Hong Kong linked its exchange rate to the U.S. dollar in 1983 when negotiations between China and the U.K. over the city’s return to Chinese rule spurred capital outflows. In 2005, policy makers committed to limiting the currency’s decline to HK$7.85 per dollar and capping gains at HK$7.75.
Home prices that surpassed their October 1997 peak and rising costs of food imports are boosting the risk of asset bubbles in Hong Kong and fueling calls for a review of the peg.
Joseph Yam, the former Hong Kong Monetary Authority chief who helped introduce the currency link and defended it against speculators during the Asian financial crisis, said in June the city should review the exchange-rate system. Alternatives include widening the trading band or turning the range into a “corridor” whose width, slope and center could be periodically reviewed, he suggested.
Yam was the most senior serving or former Hong Kong official to speculate on changes to the currency link. He fended off a speculative attack to weaken the Hong Kong dollar and break the peg during the Asian financial crisis in 1998, a policy that involved $15 billion of stock purchases and proved profitable for the city.
The rally in the Chinese currency, which touched a 19-year high of 6.2446 per dollar on Oct. 18, has spurred demand for Hong Kong dollars as investors bet the city’s economy and stock market will benefit from a brightening outlook for China.
The city’s benchmark Hang Seng Index of shares has risen 8.2 percent since the Fed’s September announcement of more asset purchases and climbed 19 percent from this year’s low on June 4. China released data last week showing pickups in industrial production, retail sales and fixed-asset investment for September, signaling growth may be rebounding after a seven-quarter slowdown.
“Funds continue to flow into Hong Kong given the monetary easing in the U.S. and Europe,” said Kenix Lai, a currency analyst at Bank of East Asia Ltd. in Hong Kong. “That’s evident by the rising stock market and property prices. I expect HKMA will still have to intervene in the near term as capital inflows continue.”
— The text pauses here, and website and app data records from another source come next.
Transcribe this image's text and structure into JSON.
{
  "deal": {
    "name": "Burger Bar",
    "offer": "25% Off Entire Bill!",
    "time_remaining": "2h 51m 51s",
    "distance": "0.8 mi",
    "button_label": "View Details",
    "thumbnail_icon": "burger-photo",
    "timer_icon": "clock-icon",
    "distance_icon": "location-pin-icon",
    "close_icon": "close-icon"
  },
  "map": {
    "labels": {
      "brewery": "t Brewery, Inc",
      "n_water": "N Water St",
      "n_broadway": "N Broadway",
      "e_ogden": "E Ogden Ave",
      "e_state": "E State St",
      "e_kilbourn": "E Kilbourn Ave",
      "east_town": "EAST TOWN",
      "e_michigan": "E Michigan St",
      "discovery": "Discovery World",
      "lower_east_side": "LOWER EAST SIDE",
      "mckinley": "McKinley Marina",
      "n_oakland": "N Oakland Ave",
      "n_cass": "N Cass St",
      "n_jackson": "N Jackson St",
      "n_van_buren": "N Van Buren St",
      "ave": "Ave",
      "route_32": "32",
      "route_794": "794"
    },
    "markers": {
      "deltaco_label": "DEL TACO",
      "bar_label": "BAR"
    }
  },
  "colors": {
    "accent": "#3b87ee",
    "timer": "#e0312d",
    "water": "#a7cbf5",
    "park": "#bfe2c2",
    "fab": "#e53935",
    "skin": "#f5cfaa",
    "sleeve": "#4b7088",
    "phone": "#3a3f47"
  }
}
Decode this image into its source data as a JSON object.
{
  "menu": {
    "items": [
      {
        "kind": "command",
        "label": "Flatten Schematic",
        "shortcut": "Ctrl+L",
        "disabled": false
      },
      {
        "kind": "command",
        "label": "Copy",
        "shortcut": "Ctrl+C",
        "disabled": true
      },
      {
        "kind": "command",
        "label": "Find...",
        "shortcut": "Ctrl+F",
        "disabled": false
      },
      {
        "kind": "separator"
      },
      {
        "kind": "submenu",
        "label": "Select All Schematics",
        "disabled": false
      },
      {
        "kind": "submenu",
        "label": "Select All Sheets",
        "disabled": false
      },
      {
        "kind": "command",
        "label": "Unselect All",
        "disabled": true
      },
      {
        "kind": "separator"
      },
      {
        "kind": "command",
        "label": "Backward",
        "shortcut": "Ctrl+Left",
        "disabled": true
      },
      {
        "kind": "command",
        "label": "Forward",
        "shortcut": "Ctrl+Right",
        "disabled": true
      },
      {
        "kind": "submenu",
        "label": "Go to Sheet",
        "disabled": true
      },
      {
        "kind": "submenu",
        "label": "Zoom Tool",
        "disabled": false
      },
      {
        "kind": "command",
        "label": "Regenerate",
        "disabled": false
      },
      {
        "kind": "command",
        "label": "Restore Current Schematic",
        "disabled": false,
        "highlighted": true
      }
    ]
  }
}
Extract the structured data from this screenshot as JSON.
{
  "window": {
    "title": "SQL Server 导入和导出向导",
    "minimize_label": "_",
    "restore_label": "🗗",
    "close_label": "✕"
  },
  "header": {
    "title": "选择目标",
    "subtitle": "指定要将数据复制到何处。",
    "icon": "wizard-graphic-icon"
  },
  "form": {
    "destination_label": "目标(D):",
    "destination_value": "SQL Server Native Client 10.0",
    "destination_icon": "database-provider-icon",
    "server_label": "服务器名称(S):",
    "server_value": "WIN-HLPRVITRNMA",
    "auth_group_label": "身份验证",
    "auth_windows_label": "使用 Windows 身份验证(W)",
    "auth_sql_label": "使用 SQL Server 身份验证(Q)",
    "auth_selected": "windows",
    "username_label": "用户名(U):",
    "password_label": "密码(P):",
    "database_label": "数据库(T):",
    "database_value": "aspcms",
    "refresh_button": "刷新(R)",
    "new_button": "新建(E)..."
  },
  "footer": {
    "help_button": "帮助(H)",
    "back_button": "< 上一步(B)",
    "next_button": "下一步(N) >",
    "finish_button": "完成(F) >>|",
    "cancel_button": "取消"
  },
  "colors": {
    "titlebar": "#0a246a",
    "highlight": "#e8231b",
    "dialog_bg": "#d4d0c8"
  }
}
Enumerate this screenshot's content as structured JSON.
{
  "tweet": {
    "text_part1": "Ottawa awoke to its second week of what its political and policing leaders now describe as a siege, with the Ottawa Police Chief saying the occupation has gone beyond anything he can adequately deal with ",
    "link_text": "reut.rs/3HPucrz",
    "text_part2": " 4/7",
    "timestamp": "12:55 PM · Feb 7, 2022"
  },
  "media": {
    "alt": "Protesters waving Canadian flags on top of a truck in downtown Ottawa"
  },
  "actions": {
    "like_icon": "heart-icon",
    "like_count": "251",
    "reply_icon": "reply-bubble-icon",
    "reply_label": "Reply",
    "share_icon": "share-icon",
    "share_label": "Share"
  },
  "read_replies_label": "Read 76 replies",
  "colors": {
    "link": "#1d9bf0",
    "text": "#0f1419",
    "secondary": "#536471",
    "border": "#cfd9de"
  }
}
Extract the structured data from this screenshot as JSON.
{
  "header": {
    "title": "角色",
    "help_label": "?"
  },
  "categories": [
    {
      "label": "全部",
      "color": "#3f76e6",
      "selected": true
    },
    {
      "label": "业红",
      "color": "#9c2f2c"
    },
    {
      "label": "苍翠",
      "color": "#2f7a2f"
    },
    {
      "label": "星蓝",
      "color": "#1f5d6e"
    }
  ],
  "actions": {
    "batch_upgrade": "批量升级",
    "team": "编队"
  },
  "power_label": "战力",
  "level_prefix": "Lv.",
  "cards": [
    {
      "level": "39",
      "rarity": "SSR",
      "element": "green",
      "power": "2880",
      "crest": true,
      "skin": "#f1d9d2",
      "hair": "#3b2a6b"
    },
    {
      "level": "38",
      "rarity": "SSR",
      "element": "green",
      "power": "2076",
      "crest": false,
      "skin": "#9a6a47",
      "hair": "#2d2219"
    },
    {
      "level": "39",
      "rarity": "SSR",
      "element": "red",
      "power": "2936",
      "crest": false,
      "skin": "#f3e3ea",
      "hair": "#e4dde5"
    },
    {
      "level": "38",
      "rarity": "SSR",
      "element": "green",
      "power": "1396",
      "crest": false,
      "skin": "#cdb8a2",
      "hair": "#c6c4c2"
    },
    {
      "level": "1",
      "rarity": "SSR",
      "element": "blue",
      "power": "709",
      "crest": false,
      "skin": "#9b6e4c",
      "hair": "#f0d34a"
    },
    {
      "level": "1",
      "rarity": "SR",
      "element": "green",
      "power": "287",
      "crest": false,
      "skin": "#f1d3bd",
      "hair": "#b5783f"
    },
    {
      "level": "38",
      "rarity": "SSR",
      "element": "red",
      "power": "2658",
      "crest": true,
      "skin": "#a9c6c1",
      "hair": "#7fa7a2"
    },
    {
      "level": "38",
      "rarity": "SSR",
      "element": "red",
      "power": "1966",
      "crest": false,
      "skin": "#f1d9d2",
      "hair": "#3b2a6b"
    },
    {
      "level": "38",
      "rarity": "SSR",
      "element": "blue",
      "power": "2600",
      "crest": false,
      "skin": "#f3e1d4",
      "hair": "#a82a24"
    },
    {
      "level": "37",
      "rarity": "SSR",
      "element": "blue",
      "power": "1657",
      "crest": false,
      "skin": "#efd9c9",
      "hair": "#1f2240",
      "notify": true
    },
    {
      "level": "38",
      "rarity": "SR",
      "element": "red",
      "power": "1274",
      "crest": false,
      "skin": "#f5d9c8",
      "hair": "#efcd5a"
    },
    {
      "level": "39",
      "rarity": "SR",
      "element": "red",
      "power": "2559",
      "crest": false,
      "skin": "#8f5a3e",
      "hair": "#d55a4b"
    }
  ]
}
To contact the reporter on this story: Fion Li in Hong Kong at email@example.com
To contact the editor responsible for this story: James Regan at firstname.lastname@example.org